Start of Listed entries

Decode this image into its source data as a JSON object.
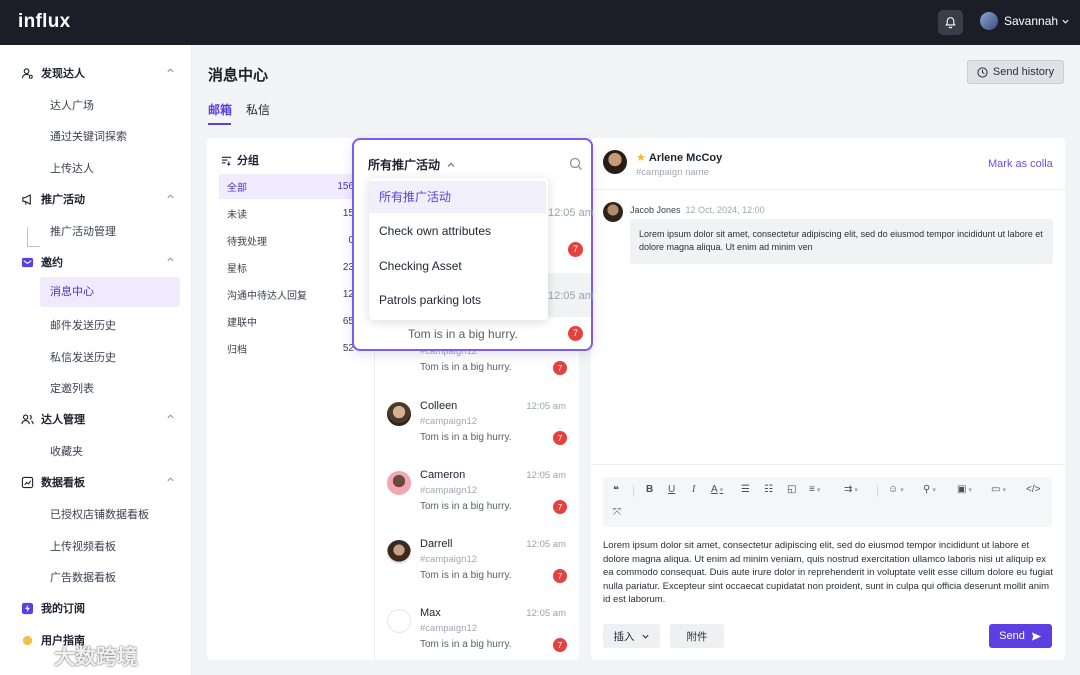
{
  "app": {
    "logo": "influx",
    "user_name": "Savannah"
  },
  "sidebar": {
    "groups": [
      {
        "label": "发现达人",
        "items": [
          "达人广场",
          "通过关键词探索",
          "上传达人"
        ]
      },
      {
        "label": "推广活动",
        "items": [
          "推广活动管理"
        ]
      },
      {
        "label": "邀约",
        "items": [
          "消息中心",
          "邮件发送历史",
          "私信发送历史",
          "定邀列表"
        ]
      },
      {
        "label": "达人管理",
        "items": [
          "收藏夹"
        ]
      },
      {
        "label": "数据看板",
        "items": [
          "已授权店铺数据看板",
          "上传视频看板",
          "广告数据看板"
        ]
      },
      {
        "label": "我的订阅",
        "items": []
      },
      {
        "label": "用户指南",
        "items": []
      }
    ],
    "accent": "#5b3fe0"
  },
  "header": {
    "title": "消息中心",
    "send_history": "Send history",
    "tabs": [
      "邮箱",
      "私信"
    ]
  },
  "folders": {
    "title": "分组",
    "items": [
      {
        "label": "全部",
        "count": "156"
      },
      {
        "label": "未读",
        "count": "15"
      },
      {
        "label": "待我处理",
        "count": "0"
      },
      {
        "label": "星标",
        "count": "23"
      },
      {
        "label": "沟通中待达人回复",
        "count": "12"
      },
      {
        "label": "建联中",
        "count": "65"
      },
      {
        "label": "归档",
        "count": "52"
      }
    ]
  },
  "dropdown": {
    "title": "所有推广活动",
    "options": [
      "所有推广活动",
      "Check own attributes",
      "Checking Asset",
      "Patrols parking lots"
    ],
    "selected": "所有推广活动",
    "peek": {
      "time1": "12:05 am",
      "badge1": "7",
      "time2": "12:05 am",
      "msg": "Tom is in a big hurry.",
      "badge2": "7"
    }
  },
  "conversations": [
    {
      "name": "",
      "camp": "#campaign12",
      "msg": "Tom is in a big hurry.",
      "time": "",
      "badge": "7"
    },
    {
      "name": "Colleen",
      "camp": "#campaign12",
      "msg": "Tom is in a big hurry.",
      "time": "12:05 am",
      "badge": "7"
    },
    {
      "name": "Cameron",
      "camp": "#campaign12",
      "msg": "Tom is in a big hurry.",
      "time": "12:05 am",
      "badge": "7"
    },
    {
      "name": "Darrell",
      "camp": "#campaign12",
      "msg": "Tom is in a big hurry.",
      "time": "12:05 am",
      "badge": "7"
    },
    {
      "name": "Max",
      "camp": "#campaign12",
      "msg": "Tom is in a big hurry.",
      "time": "12:05 am",
      "badge": "7"
    }
  ],
  "chat": {
    "contact_name": "Arlene McCoy",
    "contact_campaign": "#campaign name",
    "mark_link": "Mark as colla",
    "sender": "Jacob Jones",
    "date": "12 Oct, 2024, 12:00",
    "message": "Lorem ipsum dolor sit amet, consectetur adipiscing elit, sed do eiusmod tempor incididunt ut labore et dolore magna aliqua. Ut enim ad minim ven",
    "compose_text": "Lorem ipsum dolor sit amet, consectetur adipiscing elit, sed do eiusmod tempor incididunt ut labore et dolore magna aliqua. Ut enim ad minim veniam, quis nostrud exercitation ullamco laboris nisi ut aliquip ex ea commodo consequat. Duis aute irure dolor in reprehenderit in voluptate velit esse cillum dolore eu fugiat nulla pariatur. Excepteur sint occaecat cupidatat non proident, sunt in culpa qui officia deserunt mollit anim id est laborum.",
    "insert_label": "插入",
    "attach_label": "附件",
    "send_label": "Send"
  },
  "watermark": "大数跨境"
}
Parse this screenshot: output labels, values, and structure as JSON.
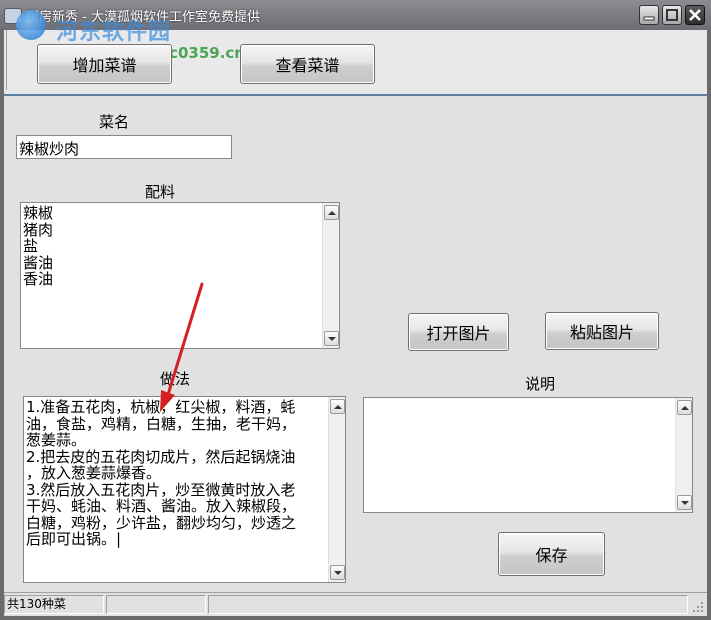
{
  "window": {
    "title": "厨房新秀 - 大漠孤烟软件工作室免费提供",
    "watermark_name": "河东软件园",
    "watermark_url": "www.pc0359.cn"
  },
  "toolbar": {
    "add_recipe_label": "增加菜谱",
    "view_recipe_label": "查看菜谱"
  },
  "form": {
    "dish_name_label": "菜名",
    "dish_name_value": "辣椒炒肉",
    "ingredients_label": "配料",
    "ingredients_value": "辣椒\n猪肉\n盐\n酱油\n香油",
    "method_label": "做法",
    "method_value": "1.准备五花肉，杭椒，红尖椒，料酒，蚝\n油，食盐，鸡精，白糖，生抽，老干妈，\n葱姜蒜。\n2.把去皮的五花肉切成片，然后起锅烧油\n，放入葱姜蒜爆香。\n3.然后放入五花肉片，炒至微黄时放入老\n干妈、蚝油、料酒、酱油。放入辣椒段，\n白糖，鸡粉，少许盐，翻炒均匀，炒透之\n后即可出锅。|",
    "notes_label": "说明",
    "notes_value": ""
  },
  "buttons": {
    "open_image": "打开图片",
    "paste_image": "粘贴图片",
    "save": "保存"
  },
  "status": {
    "recipe_count": "共130种菜"
  },
  "colors": {
    "annotation_arrow": "#d42020",
    "accent_line": "#5b7fa0"
  }
}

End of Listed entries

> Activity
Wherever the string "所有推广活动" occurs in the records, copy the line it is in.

> Response to the task
    "title": "所有推广活动",
      "所有推广活动",
    "selected": "所有推广活动",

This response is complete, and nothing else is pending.